DUBLIN (AP) — Ireland humbled South Africa by a record 38-3, scoring four tries to nil at Lansdowne Road on Saturday.
A victory was expected by the Irish but not the margin or as convincingly. In a series which goes back 111 years, the only better score was South Africa's 38-0 win in 1912 on the same ground.
Ireland led 14-0 at halftime, punishing South Africa's weak scrum and ill-discipline. The Springboks were far more game in the second half, but still did not look like scoring a try, and were easily contained by the Irish.
The Springboks, forced into errors, cracked in the last 10 minutes, when the Irish ran in three of their four tries. Man-of-the-match Jonathan Sexton scored 14 points from the boot.
South Africa was rocked in the second minute by an injury to tighthead prop Coenie Oosthuizen, who was coming back from a broken arm. He was holding his left arm as he was carted off after a double tackle from Sexton and new cap Bundee Aki.
The highly rated Wilco Louw replaced Oosthuizen, but the Boks scrum struggled. It conceded penalties, and constantly went backwards. A scrum penalty gave Sexton his first points, and the Springboks were penalized at scrum time twice more before the quarter hour, followed by a referee warning.
Sexton kicked over another penalty in the 15th minute, and the 20th for 9-0.
Ireland had most of the territory and possession. The Springboks were warned to expect being bombed, and conceded the first try from an up-and-under by scrumhalf Conor Murray. It fell between three South Africans outside their 22, and Ireland winger Andrew Conway pinched it and ran 25 meters unopposed to the right corner.
Despite Springboks coach Allister Coetzee talking about the importance of taking three-pointers, they turned down a kickable penalty on the half hour, and wasted a two-minute siege of the Irish try-line. They finally got on the scoreboard in the third quarter with an Elton Jantjies penalty.

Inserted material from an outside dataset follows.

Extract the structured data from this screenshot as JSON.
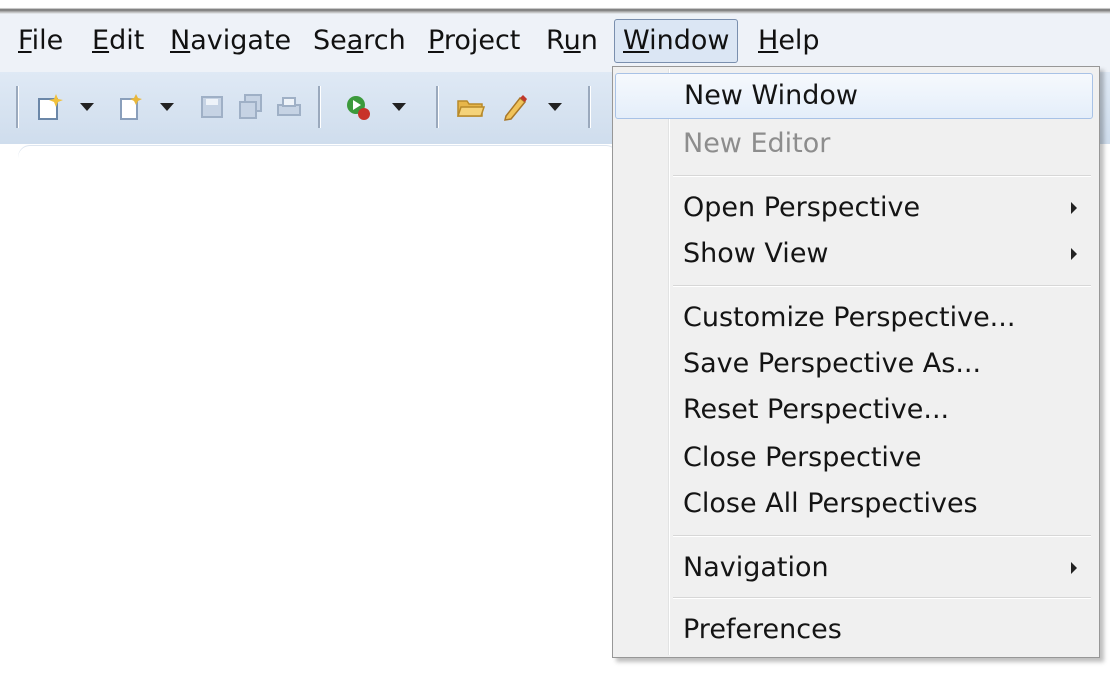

The Springboks upped their intensity and physicality, but creatively they remained clueless.
In the 71st minute, Ireland substitute flanker Rhys Ruddock burrowed over and made victory certain.
The Irish bench was making more of an impact that the South Africans', and a lineout drive ended with Rob Herring scoring.
Sexton's replacement, Joey Carbury, put a clever kick down the left wing with the clock almost in the red, Darren Sweetman did well to keep it in play, the ball was switched right, and Ireland had the numbers. Left winger Jacob Stockdale scored on debut, and sealed Ireland's fifth win over South Africa in their last seven tests in Dublin.
Ireland face Fiji next Saturday, and South Africa play France on a five-match winless run.